The study commissioned by Highlands and Islands Enterprise (HIE), was carried out by the Glasgow University's Training and Employment Research Unit. It showed an average 26 per cent increase in visitor numbers since the route opened.

This compares with a 6 per cent average increase across the Highlands.

Traffic data also reveals that volumes along the route were up by some 10 per cent.

The study included interviews with accommodation providers and visitor attractions along the route, which identified an average 15 to 20 per cent increase in trade.

It is recognised that other factors would have contributed to this growth, given it was a generally strong year for tourism in Scotland and the Highlands.

However, according to HIE the findings from the study, coupled with the results from a previous survey of businesses on the route, indicate that the NC500 has been a major driver of recent increases.

But the challenges include maintaining the condition of the route, ensuring sufficient parking, waste facilities and public toilets, and continued efforts to encourage better driving.

The report also highlighted the increased demand for labour.

Tourism Secretary Fiona Hyslop said:

“Today’s report shows the route is already delivering for the north of Scotland and has tremendous potential to further benefit the communities it serves, encourage more investment in tourism facilities, stimulate jobs and expand the tourism season. I look forward to continuing to work with HIE and other partners to strengthen the growth we’re seeing as a result of the NC500’s introduction.”

David Oxley, HIE’s director of business and sector development, said:

“This study suggests the NC500 has very quickly had a positive impact in the north Highlands.

"It’s a product that has helped promote some of Scotland’s most stunning scenery to a global audience, whilst also providing a further boost for the Highlands and Islands’ growing tourism sector.

“With the NC500’s popularity set to be sustained over the coming years, it is crucial that we understand the impact it has on communities and businesses."

NC 500 was the brainchild of the North Highland Initiative (NHI), which followed efforts by Prince Charles to bring together the farming community, local businesses and the tourism industry in Caithness.
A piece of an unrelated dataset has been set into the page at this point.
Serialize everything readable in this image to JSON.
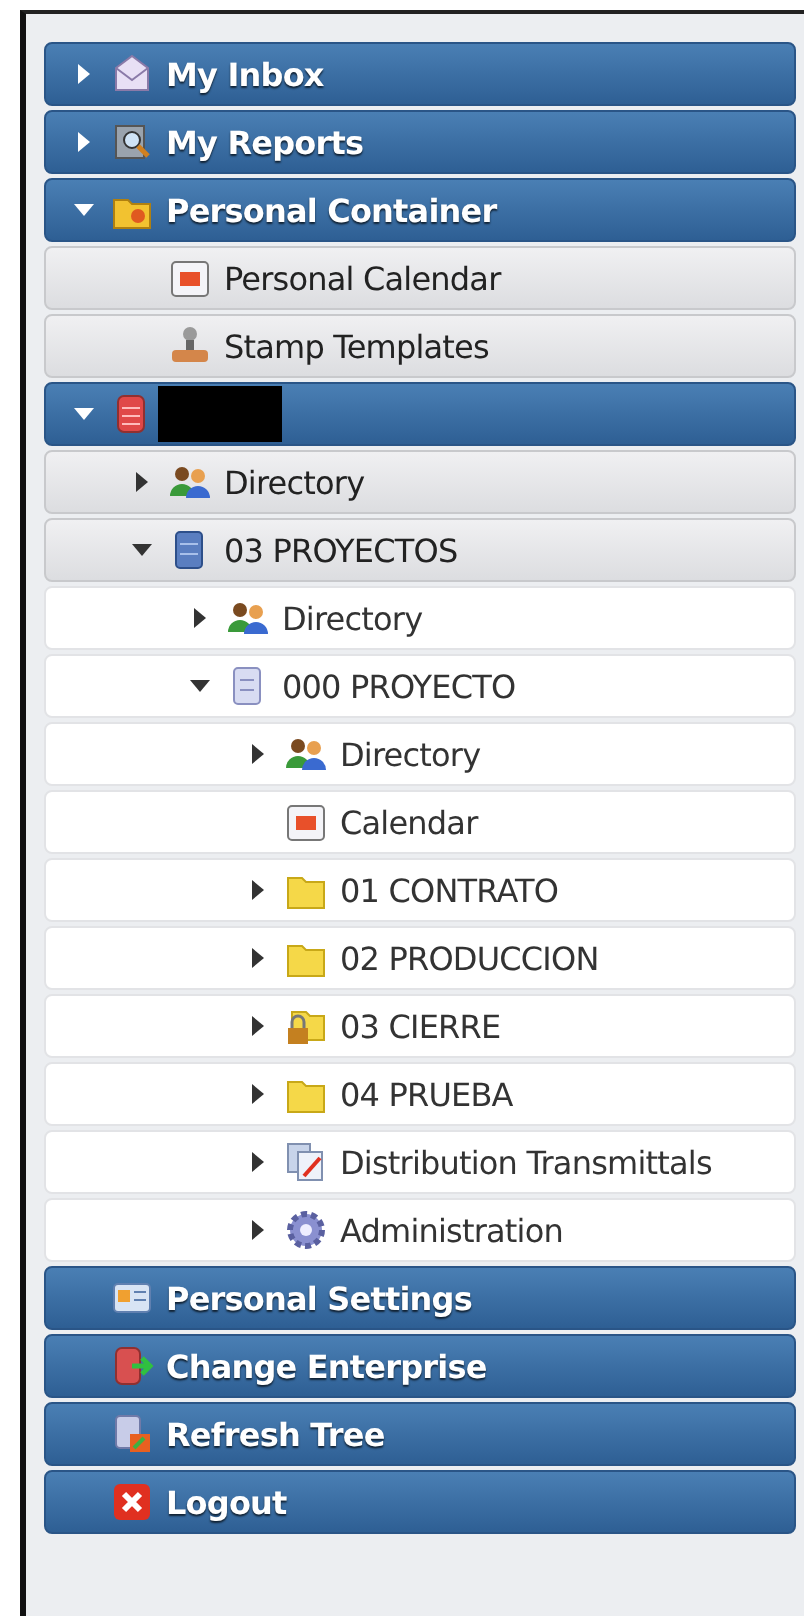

He used to regularly visit the county to see his grandmother in the Castle of Mey.